I used to have an antagonistic relationship with my body but now I revel in the joy and wonder of being embodied. I used to have an opinion on almost everything, now I listen more and try to be a little bit more humble. I used to blindly trust other people’s interpretation of scripture, now I seek to trust God and ask Him for wisdom. I used to think I understood people, now I know how to ask good questions. I used to worry about what people thought of me, now I don’t care as much.
My sickness took us out of life and everyone went ahead without us. It was scary to get left behind but it set us free from the frantic pace of modern life. We’re definitely not going to waste the rest our lives rushing from one thing to another. We’re free to focus on what really matters and we’re not afraid to do things differently anymore.

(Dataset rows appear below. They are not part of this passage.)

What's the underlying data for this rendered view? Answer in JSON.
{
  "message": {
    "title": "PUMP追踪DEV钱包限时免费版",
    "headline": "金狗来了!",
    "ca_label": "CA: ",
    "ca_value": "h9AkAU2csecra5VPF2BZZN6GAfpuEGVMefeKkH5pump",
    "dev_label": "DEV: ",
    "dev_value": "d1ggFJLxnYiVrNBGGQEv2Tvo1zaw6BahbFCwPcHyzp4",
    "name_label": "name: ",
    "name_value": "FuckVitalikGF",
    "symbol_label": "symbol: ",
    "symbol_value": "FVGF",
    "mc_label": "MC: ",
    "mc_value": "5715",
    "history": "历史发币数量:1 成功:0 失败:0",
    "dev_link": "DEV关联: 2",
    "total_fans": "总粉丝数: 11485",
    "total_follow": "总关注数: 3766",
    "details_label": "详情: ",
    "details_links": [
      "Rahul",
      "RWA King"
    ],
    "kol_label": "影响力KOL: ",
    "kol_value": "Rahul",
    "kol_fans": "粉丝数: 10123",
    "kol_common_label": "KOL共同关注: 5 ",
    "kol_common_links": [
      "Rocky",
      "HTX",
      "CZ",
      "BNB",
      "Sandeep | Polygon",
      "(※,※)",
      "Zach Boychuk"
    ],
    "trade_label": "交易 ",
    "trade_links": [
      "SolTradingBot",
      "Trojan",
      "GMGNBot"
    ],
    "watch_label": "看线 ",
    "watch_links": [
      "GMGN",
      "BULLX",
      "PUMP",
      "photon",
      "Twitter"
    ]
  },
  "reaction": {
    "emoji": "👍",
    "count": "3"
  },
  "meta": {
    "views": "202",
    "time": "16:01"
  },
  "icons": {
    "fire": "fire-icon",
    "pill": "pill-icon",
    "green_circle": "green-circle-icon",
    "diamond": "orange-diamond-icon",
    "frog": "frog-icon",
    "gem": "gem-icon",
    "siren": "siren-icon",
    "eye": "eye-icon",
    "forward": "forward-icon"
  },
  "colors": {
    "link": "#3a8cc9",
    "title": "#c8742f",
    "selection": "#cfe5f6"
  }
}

None of these things undo my losses or answer all my questions but they do build my hope. I haven’t yet tasted enough good to feel satisfied that my pain was worthwhile. But if these truly good blessings can be born out of my suffering in less than 6 years, imagine how much good can God work in 6,000 more years?
So, whether you’ve been suffering for one month or 50 years, take courage that God really can work it for your good. It doesn’t mean you’ll see Him transform your pain into blessings before your eyes. It just means that in the middle of your doubts and agony you can trust. You can trust that someday you will see God turn all of this evil back on itself and use it to accomplish the very opposite of what it set out to do. Cling to that. Cling to it even when you don’t believe it.
By the way, Brett and I made a beautiful PDF of my favorite resources for suffering souls. I created the content and he made it look fancy with his superduper graphic design skills. It’s available for free to my email subscribers. Click here to sign up and receive 5 Resources for the Suffering Soul.